_Directions for this task_: Each entry should be set down exactly as written, except for any picture it holds.

(Material for this task)

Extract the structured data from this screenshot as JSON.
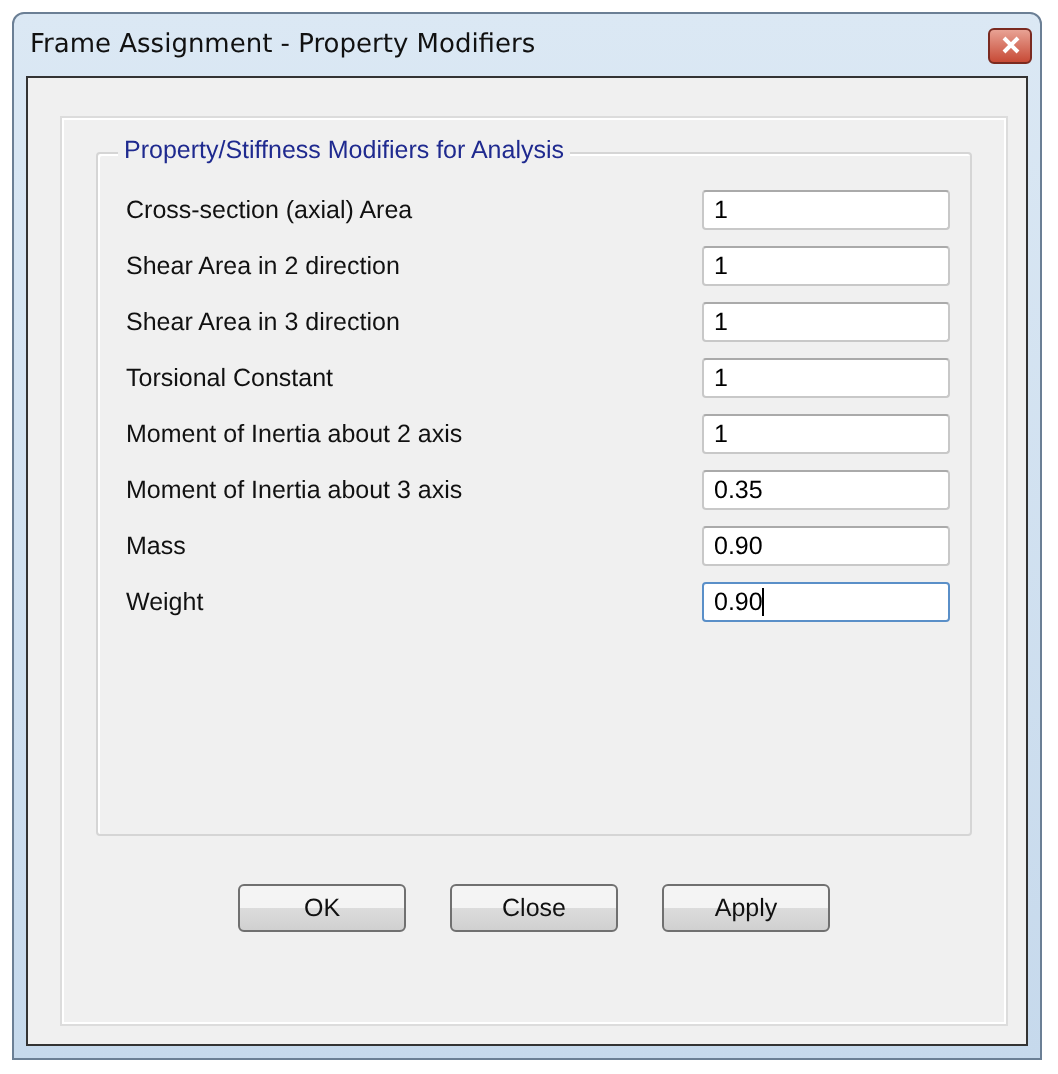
{
  "window": {
    "title": "Frame Assignment - Property Modifiers"
  },
  "group": {
    "title": "Property/Stiffness Modifiers for Analysis",
    "fields": [
      {
        "label": "Cross-section (axial) Area",
        "value": "1",
        "focused": false
      },
      {
        "label": "Shear Area in 2 direction",
        "value": "1",
        "focused": false
      },
      {
        "label": "Shear Area in 3 direction",
        "value": "1",
        "focused": false
      },
      {
        "label": "Torsional Constant",
        "value": "1",
        "focused": false
      },
      {
        "label": "Moment of Inertia about 2 axis",
        "value": "1",
        "focused": false
      },
      {
        "label": "Moment of Inertia about 3 axis",
        "value": "0.35",
        "focused": false
      },
      {
        "label": "Mass",
        "value": "0.90",
        "focused": false
      },
      {
        "label": "Weight",
        "value": "0.90",
        "focused": true
      }
    ]
  },
  "buttons": [
    "OK",
    "Close",
    "Apply"
  ]
}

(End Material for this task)

_Result for this exercise_:
Extract the structured data from this screenshot as JSON.
{
  "window": {
    "title": "Frame Assignment - Property Modifiers"
  },
  "group": {
    "title": "Property/Stiffness Modifiers for Analysis",
    "fields": [
      {
        "label": "Cross-section (axial) Area",
        "value": "1",
        "focused": false
      },
      {
        "label": "Shear Area in 2 direction",
        "value": "1",
        "focused": false
      },
      {
        "label": "Shear Area in 3 direction",
        "value": "1",
        "focused": false
      },
      {
        "label": "Torsional Constant",
        "value": "1",
        "focused": false
      },
      {
        "label": "Moment of Inertia about 2 axis",
        "value": "1",
        "focused": false
      },
      {
        "label": "Moment of Inertia about 3 axis",
        "value": "0.35",
        "focused": false
      },
      {
        "label": "Mass",
        "value": "0.90",
        "focused": false
      },
      {
        "label": "Weight",
        "value": "0.90",
        "focused": true
      }
    ]
  },
  "buttons": [
    "OK",
    "Close",
    "Apply"
  ]
}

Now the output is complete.